Your goal:
Reprint all entries without any alteration.

-- Task material follows --

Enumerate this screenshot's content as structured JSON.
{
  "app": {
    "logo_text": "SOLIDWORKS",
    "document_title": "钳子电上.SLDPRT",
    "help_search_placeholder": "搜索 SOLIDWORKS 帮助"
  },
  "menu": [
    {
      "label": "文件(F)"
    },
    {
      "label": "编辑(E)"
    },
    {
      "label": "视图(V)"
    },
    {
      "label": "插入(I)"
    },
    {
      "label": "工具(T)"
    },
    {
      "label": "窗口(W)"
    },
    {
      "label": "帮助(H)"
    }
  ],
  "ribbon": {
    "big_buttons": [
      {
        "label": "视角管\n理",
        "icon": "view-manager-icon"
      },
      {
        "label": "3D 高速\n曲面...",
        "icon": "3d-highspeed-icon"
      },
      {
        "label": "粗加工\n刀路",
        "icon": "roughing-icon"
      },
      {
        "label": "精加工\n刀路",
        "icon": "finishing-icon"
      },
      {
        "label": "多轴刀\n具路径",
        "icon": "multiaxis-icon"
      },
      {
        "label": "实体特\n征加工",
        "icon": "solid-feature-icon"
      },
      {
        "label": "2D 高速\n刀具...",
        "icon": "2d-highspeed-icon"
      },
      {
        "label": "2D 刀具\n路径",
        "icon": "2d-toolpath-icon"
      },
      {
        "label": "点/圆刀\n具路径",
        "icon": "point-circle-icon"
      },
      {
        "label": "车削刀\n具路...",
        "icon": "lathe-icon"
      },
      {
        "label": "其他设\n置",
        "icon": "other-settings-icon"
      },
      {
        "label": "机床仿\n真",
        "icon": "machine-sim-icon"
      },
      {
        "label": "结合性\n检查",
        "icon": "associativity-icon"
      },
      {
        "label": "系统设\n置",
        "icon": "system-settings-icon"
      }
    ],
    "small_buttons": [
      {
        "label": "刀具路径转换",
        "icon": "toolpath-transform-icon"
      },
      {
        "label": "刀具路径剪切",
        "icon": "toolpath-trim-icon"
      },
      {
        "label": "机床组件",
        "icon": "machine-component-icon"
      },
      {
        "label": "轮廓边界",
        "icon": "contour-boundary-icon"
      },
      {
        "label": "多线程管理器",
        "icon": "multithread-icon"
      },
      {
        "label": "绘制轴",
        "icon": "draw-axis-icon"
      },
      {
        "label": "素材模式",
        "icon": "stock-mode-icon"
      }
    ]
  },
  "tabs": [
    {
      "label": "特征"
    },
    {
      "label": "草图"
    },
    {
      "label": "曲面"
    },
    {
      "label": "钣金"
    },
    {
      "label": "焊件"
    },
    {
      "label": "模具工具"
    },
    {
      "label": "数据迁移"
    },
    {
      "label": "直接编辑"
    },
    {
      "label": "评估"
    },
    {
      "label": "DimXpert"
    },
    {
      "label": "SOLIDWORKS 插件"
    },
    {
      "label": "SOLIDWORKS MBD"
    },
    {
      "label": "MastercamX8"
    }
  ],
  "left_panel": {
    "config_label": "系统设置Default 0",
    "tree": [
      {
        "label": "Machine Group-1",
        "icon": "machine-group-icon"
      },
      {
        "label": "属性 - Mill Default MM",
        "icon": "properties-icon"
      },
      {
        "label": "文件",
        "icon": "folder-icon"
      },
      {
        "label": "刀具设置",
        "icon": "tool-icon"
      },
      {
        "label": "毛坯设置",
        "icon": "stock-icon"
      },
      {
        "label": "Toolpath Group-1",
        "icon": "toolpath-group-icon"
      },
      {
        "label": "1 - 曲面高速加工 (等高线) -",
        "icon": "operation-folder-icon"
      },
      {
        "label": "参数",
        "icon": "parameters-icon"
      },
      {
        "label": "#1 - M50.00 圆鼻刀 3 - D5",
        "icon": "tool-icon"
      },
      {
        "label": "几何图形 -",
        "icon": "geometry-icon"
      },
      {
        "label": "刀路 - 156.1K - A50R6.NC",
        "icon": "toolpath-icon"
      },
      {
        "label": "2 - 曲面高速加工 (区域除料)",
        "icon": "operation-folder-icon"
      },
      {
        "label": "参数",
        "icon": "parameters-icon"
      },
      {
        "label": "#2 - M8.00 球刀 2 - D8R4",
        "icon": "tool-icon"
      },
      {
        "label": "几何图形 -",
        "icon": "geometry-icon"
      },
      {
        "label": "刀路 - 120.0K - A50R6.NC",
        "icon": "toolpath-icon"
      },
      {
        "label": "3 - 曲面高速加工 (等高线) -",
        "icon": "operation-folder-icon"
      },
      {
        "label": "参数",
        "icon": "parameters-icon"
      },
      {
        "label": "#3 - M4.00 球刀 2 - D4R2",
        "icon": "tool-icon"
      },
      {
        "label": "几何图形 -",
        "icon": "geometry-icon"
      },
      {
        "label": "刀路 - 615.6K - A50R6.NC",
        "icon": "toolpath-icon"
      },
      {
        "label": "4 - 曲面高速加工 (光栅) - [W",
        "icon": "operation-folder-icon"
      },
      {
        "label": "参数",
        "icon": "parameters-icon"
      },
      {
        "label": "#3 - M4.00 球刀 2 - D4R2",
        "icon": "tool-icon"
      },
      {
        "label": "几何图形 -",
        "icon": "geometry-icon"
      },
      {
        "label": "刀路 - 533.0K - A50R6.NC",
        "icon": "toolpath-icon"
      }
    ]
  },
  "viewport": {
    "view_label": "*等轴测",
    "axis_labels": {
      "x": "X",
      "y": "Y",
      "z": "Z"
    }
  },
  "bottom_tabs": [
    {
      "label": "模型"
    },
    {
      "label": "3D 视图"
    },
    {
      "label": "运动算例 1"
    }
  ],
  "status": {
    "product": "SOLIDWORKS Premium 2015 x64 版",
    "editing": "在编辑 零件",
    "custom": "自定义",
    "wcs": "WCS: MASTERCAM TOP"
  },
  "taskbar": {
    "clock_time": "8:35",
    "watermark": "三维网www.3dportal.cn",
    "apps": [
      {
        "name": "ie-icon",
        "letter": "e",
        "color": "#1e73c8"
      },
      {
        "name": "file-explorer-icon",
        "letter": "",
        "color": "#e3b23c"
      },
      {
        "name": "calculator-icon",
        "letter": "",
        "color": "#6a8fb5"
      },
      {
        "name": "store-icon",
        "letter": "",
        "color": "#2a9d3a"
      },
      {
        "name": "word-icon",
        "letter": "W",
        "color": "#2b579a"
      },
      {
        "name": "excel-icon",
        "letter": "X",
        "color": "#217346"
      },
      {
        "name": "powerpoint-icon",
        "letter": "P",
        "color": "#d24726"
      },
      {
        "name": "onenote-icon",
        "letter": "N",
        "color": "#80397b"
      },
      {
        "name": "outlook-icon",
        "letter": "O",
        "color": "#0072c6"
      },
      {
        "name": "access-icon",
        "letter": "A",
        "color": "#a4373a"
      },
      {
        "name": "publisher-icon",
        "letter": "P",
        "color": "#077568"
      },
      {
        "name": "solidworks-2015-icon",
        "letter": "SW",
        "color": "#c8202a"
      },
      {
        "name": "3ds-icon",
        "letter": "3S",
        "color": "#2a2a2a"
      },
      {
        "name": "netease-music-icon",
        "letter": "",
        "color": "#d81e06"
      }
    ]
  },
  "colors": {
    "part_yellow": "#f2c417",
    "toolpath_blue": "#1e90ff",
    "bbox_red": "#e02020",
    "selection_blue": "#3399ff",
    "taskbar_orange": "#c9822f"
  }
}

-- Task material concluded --

Output below:
Enumerate this screenshot's content as structured JSON.
{
  "app": {
    "logo_text": "SOLIDWORKS",
    "document_title": "钳子电上.SLDPRT",
    "help_search_placeholder": "搜索 SOLIDWORKS 帮助"
  },
  "menu": [
    {
      "label": "文件(F)"
    },
    {
      "label": "编辑(E)"
    },
    {
      "label": "视图(V)"
    },
    {
      "label": "插入(I)"
    },
    {
      "label": "工具(T)"
    },
    {
      "label": "窗口(W)"
    },
    {
      "label": "帮助(H)"
    }
  ],
  "ribbon": {
    "big_buttons": [
      {
        "label": "视角管\n理",
        "icon": "view-manager-icon"
      },
      {
        "label": "3D 高速\n曲面...",
        "icon": "3d-highspeed-icon"
      },
      {
        "label": "粗加工\n刀路",
        "icon": "roughing-icon"
      },
      {
        "label": "精加工\n刀路",
        "icon": "finishing-icon"
      },
      {
        "label": "多轴刀\n具路径",
        "icon": "multiaxis-icon"
      },
      {
        "label": "实体特\n征加工",
        "icon": "solid-feature-icon"
      },
      {
        "label": "2D 高速\n刀具...",
        "icon": "2d-highspeed-icon"
      },
      {
        "label": "2D 刀具\n路径",
        "icon": "2d-toolpath-icon"
      },
      {
        "label": "点/圆刀\n具路径",
        "icon": "point-circle-icon"
      },
      {
        "label": "车削刀\n具路...",
        "icon": "lathe-icon"
      },
      {
        "label": "其他设\n置",
        "icon": "other-settings-icon"
      },
      {
        "label": "机床仿\n真",
        "icon": "machine-sim-icon"
      },
      {
        "label": "结合性\n检查",
        "icon": "associativity-icon"
      },
      {
        "label": "系统设\n置",
        "icon": "system-settings-icon"
      }
    ],
    "small_buttons": [
      {
        "label": "刀具路径转换",
        "icon": "toolpath-transform-icon"
      },
      {
        "label": "刀具路径剪切",
        "icon": "toolpath-trim-icon"
      },
      {
        "label": "机床组件",
        "icon": "machine-component-icon"
      },
      {
        "label": "轮廓边界",
        "icon": "contour-boundary-icon"
      },
      {
        "label": "多线程管理器",
        "icon": "multithread-icon"
      },
      {
        "label": "绘制轴",
        "icon": "draw-axis-icon"
      },
      {
        "label": "素材模式",
        "icon": "stock-mode-icon"
      }
    ]
  },
  "tabs": [
    {
      "label": "特征"
    },
    {
      "label": "草图"
    },
    {
      "label": "曲面"
    },
    {
      "label": "钣金"
    },
    {
      "label": "焊件"
    },
    {
      "label": "模具工具"
    },
    {
      "label": "数据迁移"
    },
    {
      "label": "直接编辑"
    },
    {
      "label": "评估"
    },
    {
      "label": "DimXpert"
    },
    {
      "label": "SOLIDWORKS 插件"
    },
    {
      "label": "SOLIDWORKS MBD"
    },
    {
      "label": "MastercamX8"
    }
  ],
  "left_panel": {
    "config_label": "系统设置Default 0",
    "tree": [
      {
        "label": "Machine Group-1",
        "icon": "machine-group-icon"
      },
      {
        "label": "属性 - Mill Default MM",
        "icon": "properties-icon"
      },
      {
        "label": "文件",
        "icon": "folder-icon"
      },
      {
        "label": "刀具设置",
        "icon": "tool-icon"
      },
      {
        "label": "毛坯设置",
        "icon": "stock-icon"
      },
      {
        "label": "Toolpath Group-1",
        "icon": "toolpath-group-icon"
      },
      {
        "label": "1 - 曲面高速加工 (等高线) -",
        "icon": "operation-folder-icon"
      },
      {
        "label": "参数",
        "icon": "parameters-icon"
      },
      {
        "label": "#1 - M50.00 圆鼻刀 3 - D5",
        "icon": "tool-icon"
      },
      {
        "label": "几何图形 -",
        "icon": "geometry-icon"
      },
      {
        "label": "刀路 - 156.1K - A50R6.NC",
        "icon": "toolpath-icon"
      },
      {
        "label": "2 - 曲面高速加工 (区域除料)",
        "icon": "operation-folder-icon"
      },
      {
        "label": "参数",
        "icon": "parameters-icon"
      },
      {
        "label": "#2 - M8.00 球刀 2 - D8R4",
        "icon": "tool-icon"
      },
      {
        "label": "几何图形 -",
        "icon": "geometry-icon"
      },
      {
        "label": "刀路 - 120.0K - A50R6.NC",
        "icon": "toolpath-icon"
      },
      {
        "label": "3 - 曲面高速加工 (等高线) -",
        "icon": "operation-folder-icon"
      },
      {
        "label": "参数",
        "icon": "parameters-icon"
      },
      {
        "label": "#3 - M4.00 球刀 2 - D4R2",
        "icon": "tool-icon"
      },
      {
        "label": "几何图形 -",
        "icon": "geometry-icon"
      },
      {
        "label": "刀路 - 615.6K - A50R6.NC",
        "icon": "toolpath-icon"
      },
      {
        "label": "4 - 曲面高速加工 (光栅) - [W",
        "icon": "operation-folder-icon"
      },
      {
        "label": "参数",
        "icon": "parameters-icon"
      },
      {
        "label": "#3 - M4.00 球刀 2 - D4R2",
        "icon": "tool-icon"
      },
      {
        "label": "几何图形 -",
        "icon": "geometry-icon"
      },
      {
        "label": "刀路 - 533.0K - A50R6.NC",
        "icon": "toolpath-icon"
      }
    ]
  },
  "viewport": {
    "view_label": "*等轴测",
    "axis_labels": {
      "x": "X",
      "y": "Y",
      "z": "Z"
    }
  },
  "bottom_tabs": [
    {
      "label": "模型"
    },
    {
      "label": "3D 视图"
    },
    {
      "label": "运动算例 1"
    }
  ],
  "status": {
    "product": "SOLIDWORKS Premium 2015 x64 版",
    "editing": "在编辑 零件",
    "custom": "自定义",
    "wcs": "WCS: MASTERCAM TOP"
  },
  "taskbar": {
    "clock_time": "8:35",
    "watermark": "三维网www.3dportal.cn",
    "apps": [
      {
        "name": "ie-icon",
        "letter": "e",
        "color": "#1e73c8"
      },
      {
        "name": "file-explorer-icon",
        "letter": "",
        "color": "#e3b23c"
      },
      {
        "name": "calculator-icon",
        "letter": "",
        "color": "#6a8fb5"
      },
      {
        "name": "store-icon",
        "letter": "",
        "color": "#2a9d3a"
      },
      {
        "name": "word-icon",
        "letter": "W",
        "color": "#2b579a"
      },
      {
        "name": "excel-icon",
        "letter": "X",
        "color": "#217346"
      },
      {
        "name": "powerpoint-icon",
        "letter": "P",
        "color": "#d24726"
      },
      {
        "name": "onenote-icon",
        "letter": "N",
        "color": "#80397b"
      },
      {
        "name": "outlook-icon",
        "letter": "O",
        "color": "#0072c6"
      },
      {
        "name": "access-icon",
        "letter": "A",
        "color": "#a4373a"
      },
      {
        "name": "publisher-icon",
        "letter": "P",
        "color": "#077568"
      },
      {
        "name": "solidworks-2015-icon",
        "letter": "SW",
        "color": "#c8202a"
      },
      {
        "name": "3ds-icon",
        "letter": "3S",
        "color": "#2a2a2a"
      },
      {
        "name": "netease-music-icon",
        "letter": "",
        "color": "#d81e06"
      }
    ]
  },
  "colors": {
    "part_yellow": "#f2c417",
    "toolpath_blue": "#1e90ff",
    "bbox_red": "#e02020",
    "selection_blue": "#3399ff",
    "taskbar_orange": "#c9822f"
  }
}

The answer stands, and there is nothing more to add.